Exercise objective -> Every entry needs to be duplicated exactly.

Study material ->

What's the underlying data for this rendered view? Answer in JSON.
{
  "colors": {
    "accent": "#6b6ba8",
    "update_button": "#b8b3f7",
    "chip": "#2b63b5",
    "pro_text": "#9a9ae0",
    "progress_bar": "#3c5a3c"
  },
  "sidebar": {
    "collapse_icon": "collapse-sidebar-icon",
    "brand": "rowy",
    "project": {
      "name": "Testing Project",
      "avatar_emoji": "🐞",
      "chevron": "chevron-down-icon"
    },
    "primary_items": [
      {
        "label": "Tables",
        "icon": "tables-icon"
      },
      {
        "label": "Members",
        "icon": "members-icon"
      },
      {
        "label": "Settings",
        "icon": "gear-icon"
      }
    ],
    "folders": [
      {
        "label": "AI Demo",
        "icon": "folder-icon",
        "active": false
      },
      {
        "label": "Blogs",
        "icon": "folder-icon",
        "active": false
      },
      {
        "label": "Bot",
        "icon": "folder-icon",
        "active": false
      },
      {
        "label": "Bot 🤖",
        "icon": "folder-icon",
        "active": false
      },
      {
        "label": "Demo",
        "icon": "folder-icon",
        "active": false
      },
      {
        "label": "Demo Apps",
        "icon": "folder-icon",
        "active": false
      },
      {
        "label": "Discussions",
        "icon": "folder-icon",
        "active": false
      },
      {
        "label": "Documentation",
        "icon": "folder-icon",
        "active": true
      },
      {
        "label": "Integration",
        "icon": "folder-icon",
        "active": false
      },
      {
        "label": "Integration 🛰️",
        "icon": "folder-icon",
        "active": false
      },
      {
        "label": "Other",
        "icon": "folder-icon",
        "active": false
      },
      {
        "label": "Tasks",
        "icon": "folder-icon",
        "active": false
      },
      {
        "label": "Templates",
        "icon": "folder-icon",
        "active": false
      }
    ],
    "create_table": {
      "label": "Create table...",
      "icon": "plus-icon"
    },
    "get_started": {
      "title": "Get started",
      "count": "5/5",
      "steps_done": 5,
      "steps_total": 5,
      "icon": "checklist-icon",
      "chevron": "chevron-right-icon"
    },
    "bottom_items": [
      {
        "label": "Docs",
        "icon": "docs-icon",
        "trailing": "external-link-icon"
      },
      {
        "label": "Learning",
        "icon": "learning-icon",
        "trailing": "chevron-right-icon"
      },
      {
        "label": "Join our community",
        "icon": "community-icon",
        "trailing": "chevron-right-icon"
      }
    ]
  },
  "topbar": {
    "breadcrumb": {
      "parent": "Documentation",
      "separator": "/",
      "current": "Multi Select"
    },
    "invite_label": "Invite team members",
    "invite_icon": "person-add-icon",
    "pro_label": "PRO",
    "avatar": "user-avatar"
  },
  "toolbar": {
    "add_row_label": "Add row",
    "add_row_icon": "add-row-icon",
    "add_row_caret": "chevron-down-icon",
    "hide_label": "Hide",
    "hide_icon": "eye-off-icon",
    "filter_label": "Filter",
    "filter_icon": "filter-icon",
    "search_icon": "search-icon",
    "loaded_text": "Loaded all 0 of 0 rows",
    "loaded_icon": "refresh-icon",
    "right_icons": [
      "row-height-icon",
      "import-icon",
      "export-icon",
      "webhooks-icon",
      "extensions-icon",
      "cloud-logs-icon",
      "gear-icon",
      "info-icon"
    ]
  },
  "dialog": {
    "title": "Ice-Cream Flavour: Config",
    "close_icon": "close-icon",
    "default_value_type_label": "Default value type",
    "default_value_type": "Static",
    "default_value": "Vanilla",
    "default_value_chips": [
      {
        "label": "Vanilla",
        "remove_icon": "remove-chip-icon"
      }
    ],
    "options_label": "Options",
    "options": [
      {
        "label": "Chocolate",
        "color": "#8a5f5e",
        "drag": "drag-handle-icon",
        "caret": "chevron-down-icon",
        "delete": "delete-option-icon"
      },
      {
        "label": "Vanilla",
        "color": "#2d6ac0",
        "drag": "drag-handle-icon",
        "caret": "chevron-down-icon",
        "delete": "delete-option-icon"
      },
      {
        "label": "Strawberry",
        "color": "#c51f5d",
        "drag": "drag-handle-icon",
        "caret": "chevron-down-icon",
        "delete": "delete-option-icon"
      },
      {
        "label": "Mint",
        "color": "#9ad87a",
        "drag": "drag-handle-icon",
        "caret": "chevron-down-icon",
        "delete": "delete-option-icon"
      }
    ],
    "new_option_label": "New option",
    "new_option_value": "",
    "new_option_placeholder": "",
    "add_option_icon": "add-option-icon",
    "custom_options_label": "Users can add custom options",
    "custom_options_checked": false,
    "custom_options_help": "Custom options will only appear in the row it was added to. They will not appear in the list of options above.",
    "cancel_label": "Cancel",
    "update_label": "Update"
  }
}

Exercise result ->
What's the underlying data for this rendered view? Answer in JSON.
{
  "colors": {
    "accent": "#6b6ba8",
    "update_button": "#b8b3f7",
    "chip": "#2b63b5",
    "pro_text": "#9a9ae0",
    "progress_bar": "#3c5a3c"
  },
  "sidebar": {
    "collapse_icon": "collapse-sidebar-icon",
    "brand": "rowy",
    "project": {
      "name": "Testing Project",
      "avatar_emoji": "🐞",
      "chevron": "chevron-down-icon"
    },
    "primary_items": [
      {
        "label": "Tables",
        "icon": "tables-icon"
      },
      {
        "label": "Members",
        "icon": "members-icon"
      },
      {
        "label": "Settings",
        "icon": "gear-icon"
      }
    ],
    "folders": [
      {
        "label": "AI Demo",
        "icon": "folder-icon",
        "active": false
      },
      {
        "label": "Blogs",
        "icon": "folder-icon",
        "active": false
      },
      {
        "label": "Bot",
        "icon": "folder-icon",
        "active": false
      },
      {
        "label": "Bot 🤖",
        "icon": "folder-icon",
        "active": false
      },
      {
        "label": "Demo",
        "icon": "folder-icon",
        "active": false
      },
      {
        "label": "Demo Apps",
        "icon": "folder-icon",
        "active": false
      },
      {
        "label": "Discussions",
        "icon": "folder-icon",
        "active": false
      },
      {
        "label": "Documentation",
        "icon": "folder-icon",
        "active": true
      },
      {
        "label": "Integration",
        "icon": "folder-icon",
        "active": false
      },
      {
        "label": "Integration 🛰️",
        "icon": "folder-icon",
        "active": false
      },
      {
        "label": "Other",
        "icon": "folder-icon",
        "active": false
      },
      {
        "label": "Tasks",
        "icon": "folder-icon",
        "active": false
      },
      {
        "label": "Templates",
        "icon": "folder-icon",
        "active": false
      }
    ],
    "create_table": {
      "label": "Create table...",
      "icon": "plus-icon"
    },
    "get_started": {
      "title": "Get started",
      "count": "5/5",
      "steps_done": 5,
      "steps_total": 5,
      "icon": "checklist-icon",
      "chevron": "chevron-right-icon"
    },
    "bottom_items": [
      {
        "label": "Docs",
        "icon": "docs-icon",
        "trailing": "external-link-icon"
      },
      {
        "label": "Learning",
        "icon": "learning-icon",
        "trailing": "chevron-right-icon"
      },
      {
        "label": "Join our community",
        "icon": "community-icon",
        "trailing": "chevron-right-icon"
      }
    ]
  },
  "topbar": {
    "breadcrumb": {
      "parent": "Documentation",
      "separator": "/",
      "current": "Multi Select"
    },
    "invite_label": "Invite team members",
    "invite_icon": "person-add-icon",
    "pro_label": "PRO",
    "avatar": "user-avatar"
  },
  "toolbar": {
    "add_row_label": "Add row",
    "add_row_icon": "add-row-icon",
    "add_row_caret": "chevron-down-icon",
    "hide_label": "Hide",
    "hide_icon": "eye-off-icon",
    "filter_label": "Filter",
    "filter_icon": "filter-icon",
    "search_icon": "search-icon",
    "loaded_text": "Loaded all 0 of 0 rows",
    "loaded_icon": "refresh-icon",
    "right_icons": [
      "row-height-icon",
      "import-icon",
      "export-icon",
      "webhooks-icon",
      "extensions-icon",
      "cloud-logs-icon",
      "gear-icon",
      "info-icon"
    ]
  },
  "dialog": {
    "title": "Ice-Cream Flavour: Config",
    "close_icon": "close-icon",
    "default_value_type_label": "Default value type",
    "default_value_type": "Static",
    "default_value": "Vanilla",
    "default_value_chips": [
      {
        "label": "Vanilla",
        "remove_icon": "remove-chip-icon"
      }
    ],
    "options_label": "Options",
    "options": [
      {
        "label": "Chocolate",
        "color": "#8a5f5e",
        "drag": "drag-handle-icon",
        "caret": "chevron-down-icon",
        "delete": "delete-option-icon"
      },
      {
        "label": "Vanilla",
        "color": "#2d6ac0",
        "drag": "drag-handle-icon",
        "caret": "chevron-down-icon",
        "delete": "delete-option-icon"
      },
      {
        "label": "Strawberry",
        "color": "#c51f5d",
        "drag": "drag-handle-icon",
        "caret": "chevron-down-icon",
        "delete": "delete-option-icon"
      },
      {
        "label": "Mint",
        "color": "#9ad87a",
        "drag": "drag-handle-icon",
        "caret": "chevron-down-icon",
        "delete": "delete-option-icon"
      }
    ],
    "new_option_label": "New option",
    "new_option_value": "",
    "new_option_placeholder": "",
    "add_option_icon": "add-option-icon",
    "custom_options_label": "Users can add custom options",
    "custom_options_checked": false,
    "custom_options_help": "Custom options will only appear in the row it was added to. They will not appear in the list of options above.",
    "cancel_label": "Cancel",
    "update_label": "Update"
  }
}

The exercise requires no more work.